Reduce administrative privileges so that only the employees that really need access have it. Reducing access can reduce phishing attacks that exploit human error. Common phishing attacks include:

  • Tricking an admin user into opening a malicious file
  • Cracking an admin-level user password to access a target machine

5.  Secure Configurations for Hardware and Software on Mobile Devices, Laptops, Workstations and Servers

Operating systems and apps are usually configured with ease of deployment as a priority. Not security. Because of this, hackers can easily exploit default settings such as passwords, open ports and outdated protocols. Configuring robust settings requires the analysis of hundreds (if not thousands) of options.

Once you have your best configurations set up, you need to continually monitored and managed:

  • Establish, implement and actively manage the security configuration of mobile devices, laptops, servers and workstations
  • Maintain documented security configuration standards for all authorised operating systems and software
  • Perform all remote administration of systems of encrypted channels using multi-factor authentication
  • Use an automated monitoring system to verify all security configuration elements and alert your team to vulnerabilities

6.  Maintenance, Monitoring and Analysis of Audit Logs

Collect, manage and analyse your event logs to detect anomalous activities and investigate all security incidents.

Without continuous logging and analysis, you allow attackers to hide their location and activities in your network. Even if you become aware of which systems have been compromised, without accurate monitoring, you’ll have no way of knowing what damage has already been done and what (or who) is still lurking in your network. Ensure your audit logs include the following as a minimum:

  • Dates
  • Timestamps
  • Source addresses
  • Destination addresses

This will help you track down and retrace the steps of each threat you’ve detected against each transaction and packet.

Should I DIY our CIS Controls Management Process?

CIS secuirty controls overview
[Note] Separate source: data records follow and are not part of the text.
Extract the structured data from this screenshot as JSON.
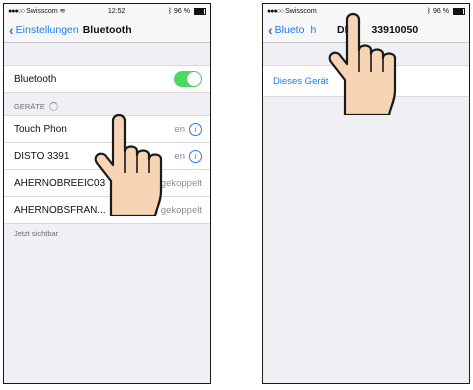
{
  "left_screen": {
    "status": {
      "carrier": "Swisscom",
      "time": "12:52",
      "battery": "96 %"
    },
    "nav": {
      "back_label": "Einstellungen",
      "title": "Bluetooth"
    },
    "bluetooth_row": {
      "label": "Bluetooth",
      "toggle_on": true
    },
    "devices_header": "GERÄTE",
    "devices": [
      {
        "name": "Touch Phon",
        "status": "en"
      },
      {
        "name": "DISTO 3391",
        "status": "en"
      },
      {
        "name": "AHERNOBRE",
        "overlay": "EIC03",
        "status": "gekoppelt"
      },
      {
        "name": "AHERNOBSFRAN...",
        "status": "Nicht gekoppelt"
      }
    ],
    "footer": "Jetzt sichtbar"
  },
  "right_screen": {
    "status": {
      "carrier": "Swisscom",
      "battery": "96 %"
    },
    "nav": {
      "back_label": "Blueto",
      "back_label_tail": "h",
      "title_part1": "DIS",
      "title_part2": "33910050"
    },
    "forget_device": "Dieses Gerät"
  },
  "colors": {
    "accent": "#1a7cf6",
    "toggle_on": "#4cd964",
    "hand_fill": "#f6d4b4"
  }
}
The CIS Controls are a great foundation for any organisation looking to strengthen their cyber security – and the resource is free to download! But implementation to harden defences against attack vectors you’re likely to encounter, isn’t free. Even with the best free resources, most organisations find it a tall order keeping pace with the latest security threats, as well as managing people, process and associated technologies.

›› The importance of an on-going Cyber Security programme
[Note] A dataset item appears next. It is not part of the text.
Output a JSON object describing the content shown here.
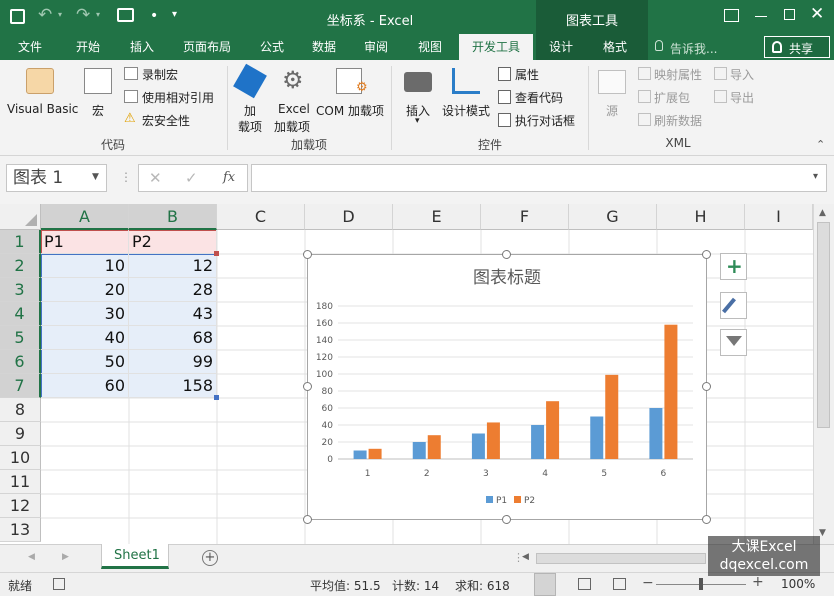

Often, a more cost-effective route is to seek external help from security experts rather than hiring, training and retaining your own 24-7 cyber security team.

Whether fully outsourced, or working in partnership with internal teams, an outsourced Security Operations Centre will help you to quickly scale your security, keep pace with ever-changing threats – and ultimately make a real difference to your cyber security posture.

In the next two CIS articles, we dig a little deeper to help you implement as much as you can in-house and figure out whether you’d be better off with any areas being outsourced.

Further articles in the series:

Related Articles:

Comtact's UK Security Operation Centre (SOC)

About Comtact Ltd.

Comtact Ltd. is a government-approved Cyber Security and IT Managed Service Provider, supporting clients 24/7 from our ISO27001-accredited UK Security Operations Centre (SOC).

Located at the heart of a high security, controlled-access Tier 3 data centre, Comtact’s state-of-the-art UK Cyber Defence Centre (SOC) targets, hunts & disrupts hacker behaviour, as part of a multi-layered security defence, to help secure some of the UK’s leading organisations.